“It’s not just another TV screen or TV commercial. We’re trying to do something different with the LED screens.”
Hazen explains that originally the touchscreens allowed customers to filter products by store, but the option was removed because the inventory was not accurate enough.
“If I’m lucky, some day before I’m dead we’ll have RFID and inventory accuracy in stores where you have loss prevention and all that other good stuff that happens, but as of right now we just can’t get the inventory right enough,” Hazen says.
Currently the retailer has a tool called Blackbook, developed by Formula Three group, which allows store staff to look up all customers who have ever purchased an item in True Religion.
“I see your lifetime total, I see all of your transactions, I see your virtual closet with pictures of everything you’ve bought,” Hazen explains.
Currently the Blackbook data is consolidated by a person in the True Religion team.
“We’re using Aptos or POS and we use them for our order management system as well, so all the transactions that happen in store and all the transactions that happen from Demandware online both flow through the same CRM system and we merge those together.
“We have a person on my team who actually reconciles that into one customer.”
In the future, the retailer hopes to build on the system to create a visual tool to display a customer’s history, which will be connected to the True Religion application when it comes out later in 2016.

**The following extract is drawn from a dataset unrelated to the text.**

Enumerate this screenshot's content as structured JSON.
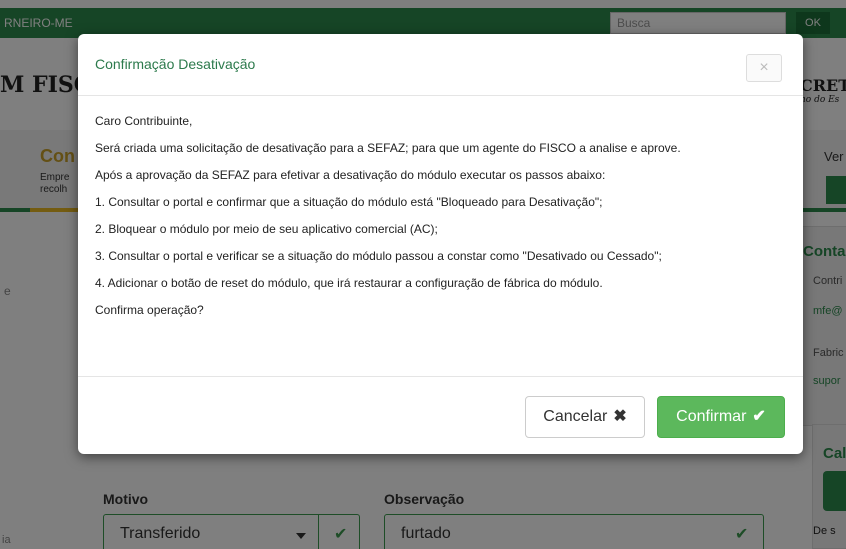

When you enter the store, a sales assistant will receive a notification you’ve arrived, along with information on products you’ve bought, the styles you like and what you might want to buy based on past transactions. The team is also working on introducing a loyalty scheme.
“Before you even walk up to the store associate they will know your preference in terms of fit, what style you usually go for,” Hazen says.
The store can send personalised emails to customers, but has also noticed the greater importance of texting for younger people, who want to receive messages when new products come in.
“In the next 30 days we’re going to have texting built into the clienteling tool [Blackbook], so all the texts back and forth with the customer will be part of the clienteling tool,” Hazen explains.
“Our younger clients don’t want emails. They want a text with a picture of the product that’s come out.”